The Reddest Rose borrows its title from the modernist poet H.D., who, Strömquist writes, “had a great talent, or propensity, for falling in love.” The title is apt, because it emphasizes the book’s strongest section. At its start, seventy-four-year-old H.D. lies in a Swiss sanitorium. A journalist visits her bedside. Awestruck with love, H.D. writes this poem: “Why did you come / to trouble my decline? / I am old (I was old till you came); / the reddest rose unfolds, / (which is ridiculous / in this time, this place . . .”
Strömquist seems to take a special, gleeful interest in telling H.D.’s stories, the wild highs—the queer love triangles, the dolphins from another dimension, Freud and Ezra Pound and D.H. Lawrence and lesbian heiresses! The art shifts too. In the book’s first three sections, I found myself longing for white space, for breath, because the pages are text heavy—sometimes with captions, dialogue, footnotes, and narration all in one panel. It’s funny, yes, to see philosophers vie for space with pop stars, but it can feel chaotic. Yet the pacing is perfectly balanced in the long third section about H.D., and the splash pages—dramatic, full-page panels—are beautifully detailed.
When Strömquist writes and draws about literary history—H.D., The Little Prince, Anna Karenina—the quality of the illustrations soars, as does the page composition and the conversation between text and art.

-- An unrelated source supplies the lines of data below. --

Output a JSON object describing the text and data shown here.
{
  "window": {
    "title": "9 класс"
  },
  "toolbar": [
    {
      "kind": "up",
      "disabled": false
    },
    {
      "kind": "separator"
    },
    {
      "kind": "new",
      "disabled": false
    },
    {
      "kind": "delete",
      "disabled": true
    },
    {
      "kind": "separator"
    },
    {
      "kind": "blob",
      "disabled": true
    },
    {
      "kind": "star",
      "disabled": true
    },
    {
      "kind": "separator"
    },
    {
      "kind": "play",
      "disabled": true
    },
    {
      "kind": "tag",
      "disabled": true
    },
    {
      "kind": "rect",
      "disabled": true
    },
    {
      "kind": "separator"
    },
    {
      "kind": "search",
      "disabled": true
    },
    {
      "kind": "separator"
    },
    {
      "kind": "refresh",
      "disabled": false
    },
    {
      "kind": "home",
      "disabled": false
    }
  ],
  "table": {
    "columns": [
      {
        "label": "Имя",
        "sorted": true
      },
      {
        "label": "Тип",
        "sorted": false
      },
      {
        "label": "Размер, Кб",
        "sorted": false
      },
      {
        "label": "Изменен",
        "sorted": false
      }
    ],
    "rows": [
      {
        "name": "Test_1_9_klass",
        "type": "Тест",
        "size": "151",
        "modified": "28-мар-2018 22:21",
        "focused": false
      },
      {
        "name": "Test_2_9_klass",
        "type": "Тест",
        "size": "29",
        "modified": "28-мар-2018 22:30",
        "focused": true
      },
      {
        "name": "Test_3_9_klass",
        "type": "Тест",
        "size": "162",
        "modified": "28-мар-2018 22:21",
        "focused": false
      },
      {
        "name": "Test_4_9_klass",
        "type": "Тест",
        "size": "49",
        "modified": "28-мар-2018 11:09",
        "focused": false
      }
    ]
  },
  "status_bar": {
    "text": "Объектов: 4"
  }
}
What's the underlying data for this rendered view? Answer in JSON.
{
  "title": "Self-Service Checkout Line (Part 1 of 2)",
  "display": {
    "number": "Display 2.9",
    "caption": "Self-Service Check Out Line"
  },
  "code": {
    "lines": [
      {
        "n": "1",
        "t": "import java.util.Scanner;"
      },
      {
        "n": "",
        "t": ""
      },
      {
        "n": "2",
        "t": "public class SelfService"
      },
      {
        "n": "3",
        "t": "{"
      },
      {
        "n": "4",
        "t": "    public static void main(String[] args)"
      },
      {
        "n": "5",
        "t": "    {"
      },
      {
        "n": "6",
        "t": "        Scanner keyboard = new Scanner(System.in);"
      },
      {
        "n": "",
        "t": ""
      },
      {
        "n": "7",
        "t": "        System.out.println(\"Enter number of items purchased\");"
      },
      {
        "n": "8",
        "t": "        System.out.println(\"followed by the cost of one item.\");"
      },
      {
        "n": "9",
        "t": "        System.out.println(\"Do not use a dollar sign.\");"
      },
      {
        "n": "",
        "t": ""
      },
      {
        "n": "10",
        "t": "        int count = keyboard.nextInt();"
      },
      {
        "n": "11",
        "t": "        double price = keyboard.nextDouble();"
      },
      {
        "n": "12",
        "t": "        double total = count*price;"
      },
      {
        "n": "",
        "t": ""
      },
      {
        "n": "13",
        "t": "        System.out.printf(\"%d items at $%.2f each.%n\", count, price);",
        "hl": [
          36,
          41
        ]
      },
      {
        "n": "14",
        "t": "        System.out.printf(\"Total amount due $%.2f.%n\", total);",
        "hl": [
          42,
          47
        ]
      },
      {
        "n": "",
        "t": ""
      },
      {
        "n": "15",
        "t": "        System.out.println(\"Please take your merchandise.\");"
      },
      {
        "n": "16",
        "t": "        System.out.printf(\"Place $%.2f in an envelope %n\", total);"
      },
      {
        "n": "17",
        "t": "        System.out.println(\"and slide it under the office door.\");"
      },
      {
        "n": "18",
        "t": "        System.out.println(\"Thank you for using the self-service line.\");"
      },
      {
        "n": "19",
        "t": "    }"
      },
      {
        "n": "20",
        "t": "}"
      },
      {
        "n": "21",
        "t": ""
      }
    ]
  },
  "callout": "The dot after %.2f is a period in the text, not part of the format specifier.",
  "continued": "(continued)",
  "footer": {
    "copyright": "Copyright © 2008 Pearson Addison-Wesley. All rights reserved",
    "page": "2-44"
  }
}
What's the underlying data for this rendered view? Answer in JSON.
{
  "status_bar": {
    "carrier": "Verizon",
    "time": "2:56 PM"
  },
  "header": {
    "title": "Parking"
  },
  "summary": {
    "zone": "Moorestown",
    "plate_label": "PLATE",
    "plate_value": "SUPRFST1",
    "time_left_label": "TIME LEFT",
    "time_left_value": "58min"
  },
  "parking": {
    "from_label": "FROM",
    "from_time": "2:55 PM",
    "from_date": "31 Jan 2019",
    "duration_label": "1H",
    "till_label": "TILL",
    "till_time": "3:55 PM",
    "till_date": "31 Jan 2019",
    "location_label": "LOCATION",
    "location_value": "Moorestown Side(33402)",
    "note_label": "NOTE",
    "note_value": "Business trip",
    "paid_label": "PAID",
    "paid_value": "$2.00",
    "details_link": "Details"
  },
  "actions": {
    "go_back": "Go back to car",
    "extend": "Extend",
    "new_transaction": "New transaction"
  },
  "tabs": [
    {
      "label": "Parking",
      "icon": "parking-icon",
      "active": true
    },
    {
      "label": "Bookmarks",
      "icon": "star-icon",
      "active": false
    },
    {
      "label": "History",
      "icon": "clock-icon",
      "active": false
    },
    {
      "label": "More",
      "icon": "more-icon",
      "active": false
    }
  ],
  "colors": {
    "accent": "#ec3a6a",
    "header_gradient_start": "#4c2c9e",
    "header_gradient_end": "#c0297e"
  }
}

Strömquist is skilled at finding the exact right moment to include color: H.D.’s mystical blue and pink, dolphins, the Little Prince’s red rose, and Ariadne’s red thread. In these sections, the balance between Strömquist’s research and all-caps comedy feels just right. I even understand the narrator more: her attention is akin to approval.
So is the feeling of falling in love—allowing yourself to succumb to irrational ecstasy—increasingly rare? To borrow a phrase from Strömquist by way of Melissa Bowers: “Maybe, my friends!!! Maybe, maybe!!!!!”
What I can say for sure: this book would be fun, light fodder for a dinner party, a book to leaf through and debate while laughing about contemporary humanity’s least appealing, consumerist traits—those people, over there, the ones who don’t feel it.
The Reddest Rose: Romantic Love from the Ancient Greeks to Reality TV by Liv Strömquist, translated from the Swedish by Melissa Bowers (Fantagraphics, 2023).
© 2023 by Nichole LeFebvre. All rights reserved.